> [Problem details]:
Hand back the entries below exactly.

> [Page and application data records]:
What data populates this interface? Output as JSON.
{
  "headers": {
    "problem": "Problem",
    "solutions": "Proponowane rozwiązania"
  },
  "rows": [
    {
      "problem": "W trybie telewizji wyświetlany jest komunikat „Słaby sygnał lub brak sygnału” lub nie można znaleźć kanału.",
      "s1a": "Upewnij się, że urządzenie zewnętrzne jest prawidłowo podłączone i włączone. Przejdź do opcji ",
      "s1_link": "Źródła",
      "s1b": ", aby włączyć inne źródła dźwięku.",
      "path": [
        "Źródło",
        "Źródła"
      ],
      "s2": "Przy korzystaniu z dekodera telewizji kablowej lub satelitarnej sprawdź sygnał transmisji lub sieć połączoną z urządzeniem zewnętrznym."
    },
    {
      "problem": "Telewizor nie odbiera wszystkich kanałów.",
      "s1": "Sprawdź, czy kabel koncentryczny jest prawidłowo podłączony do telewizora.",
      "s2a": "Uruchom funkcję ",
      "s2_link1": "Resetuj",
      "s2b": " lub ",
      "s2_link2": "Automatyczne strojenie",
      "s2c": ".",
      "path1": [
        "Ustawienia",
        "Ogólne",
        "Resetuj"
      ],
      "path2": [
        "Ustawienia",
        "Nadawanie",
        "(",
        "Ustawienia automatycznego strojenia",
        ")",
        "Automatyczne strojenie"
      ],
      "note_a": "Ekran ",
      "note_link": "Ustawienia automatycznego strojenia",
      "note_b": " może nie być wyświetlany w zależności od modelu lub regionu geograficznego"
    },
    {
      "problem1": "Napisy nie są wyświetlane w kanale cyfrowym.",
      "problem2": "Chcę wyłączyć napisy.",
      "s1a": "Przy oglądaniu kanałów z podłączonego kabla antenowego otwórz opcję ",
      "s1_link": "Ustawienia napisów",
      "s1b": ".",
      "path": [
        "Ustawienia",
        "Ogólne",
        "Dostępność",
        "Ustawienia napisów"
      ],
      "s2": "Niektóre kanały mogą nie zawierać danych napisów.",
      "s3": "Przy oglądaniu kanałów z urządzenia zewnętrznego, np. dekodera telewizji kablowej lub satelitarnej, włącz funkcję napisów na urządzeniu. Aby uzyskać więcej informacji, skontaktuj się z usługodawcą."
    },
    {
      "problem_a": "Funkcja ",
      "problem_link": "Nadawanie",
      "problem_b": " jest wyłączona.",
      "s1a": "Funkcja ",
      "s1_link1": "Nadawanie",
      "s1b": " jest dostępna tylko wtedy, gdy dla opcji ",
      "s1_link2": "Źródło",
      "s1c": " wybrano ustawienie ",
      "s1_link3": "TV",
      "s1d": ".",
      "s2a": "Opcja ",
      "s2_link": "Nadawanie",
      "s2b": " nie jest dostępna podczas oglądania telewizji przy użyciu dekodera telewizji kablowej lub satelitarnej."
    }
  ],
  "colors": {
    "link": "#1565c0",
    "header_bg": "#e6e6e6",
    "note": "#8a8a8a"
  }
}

> [Answer to the exercise]:
What data populates this interface? Output as JSON.
{
  "headers": {
    "problem": "Problem",
    "solutions": "Proponowane rozwiązania"
  },
  "rows": [
    {
      "problem": "W trybie telewizji wyświetlany jest komunikat „Słaby sygnał lub brak sygnału” lub nie można znaleźć kanału.",
      "s1a": "Upewnij się, że urządzenie zewnętrzne jest prawidłowo podłączone i włączone. Przejdź do opcji ",
      "s1_link": "Źródła",
      "s1b": ", aby włączyć inne źródła dźwięku.",
      "path": [
        "Źródło",
        "Źródła"
      ],
      "s2": "Przy korzystaniu z dekodera telewizji kablowej lub satelitarnej sprawdź sygnał transmisji lub sieć połączoną z urządzeniem zewnętrznym."
    },
    {
      "problem": "Telewizor nie odbiera wszystkich kanałów.",
      "s1": "Sprawdź, czy kabel koncentryczny jest prawidłowo podłączony do telewizora.",
      "s2a": "Uruchom funkcję ",
      "s2_link1": "Resetuj",
      "s2b": " lub ",
      "s2_link2": "Automatyczne strojenie",
      "s2c": ".",
      "path1": [
        "Ustawienia",
        "Ogólne",
        "Resetuj"
      ],
      "path2": [
        "Ustawienia",
        "Nadawanie",
        "(",
        "Ustawienia automatycznego strojenia",
        ")",
        "Automatyczne strojenie"
      ],
      "note_a": "Ekran ",
      "note_link": "Ustawienia automatycznego strojenia",
      "note_b": " może nie być wyświetlany w zależności od modelu lub regionu geograficznego"
    },
    {
      "problem1": "Napisy nie są wyświetlane w kanale cyfrowym.",
      "problem2": "Chcę wyłączyć napisy.",
      "s1a": "Przy oglądaniu kanałów z podłączonego kabla antenowego otwórz opcję ",
      "s1_link": "Ustawienia napisów",
      "s1b": ".",
      "path": [
        "Ustawienia",
        "Ogólne",
        "Dostępność",
        "Ustawienia napisów"
      ],
      "s2": "Niektóre kanały mogą nie zawierać danych napisów.",
      "s3": "Przy oglądaniu kanałów z urządzenia zewnętrznego, np. dekodera telewizji kablowej lub satelitarnej, włącz funkcję napisów na urządzeniu. Aby uzyskać więcej informacji, skontaktuj się z usługodawcą."
    },
    {
      "problem_a": "Funkcja ",
      "problem_link": "Nadawanie",
      "problem_b": " jest wyłączona.",
      "s1a": "Funkcja ",
      "s1_link1": "Nadawanie",
      "s1b": " jest dostępna tylko wtedy, gdy dla opcji ",
      "s1_link2": "Źródło",
      "s1c": " wybrano ustawienie ",
      "s1_link3": "TV",
      "s1d": ".",
      "s2a": "Opcja ",
      "s2_link": "Nadawanie",
      "s2b": " nie jest dostępna podczas oglądania telewizji przy użyciu dekodera telewizji kablowej lub satelitarnej."
    }
  ],
  "colors": {
    "link": "#1565c0",
    "header_bg": "#e6e6e6",
    "note": "#8a8a8a"
  }
}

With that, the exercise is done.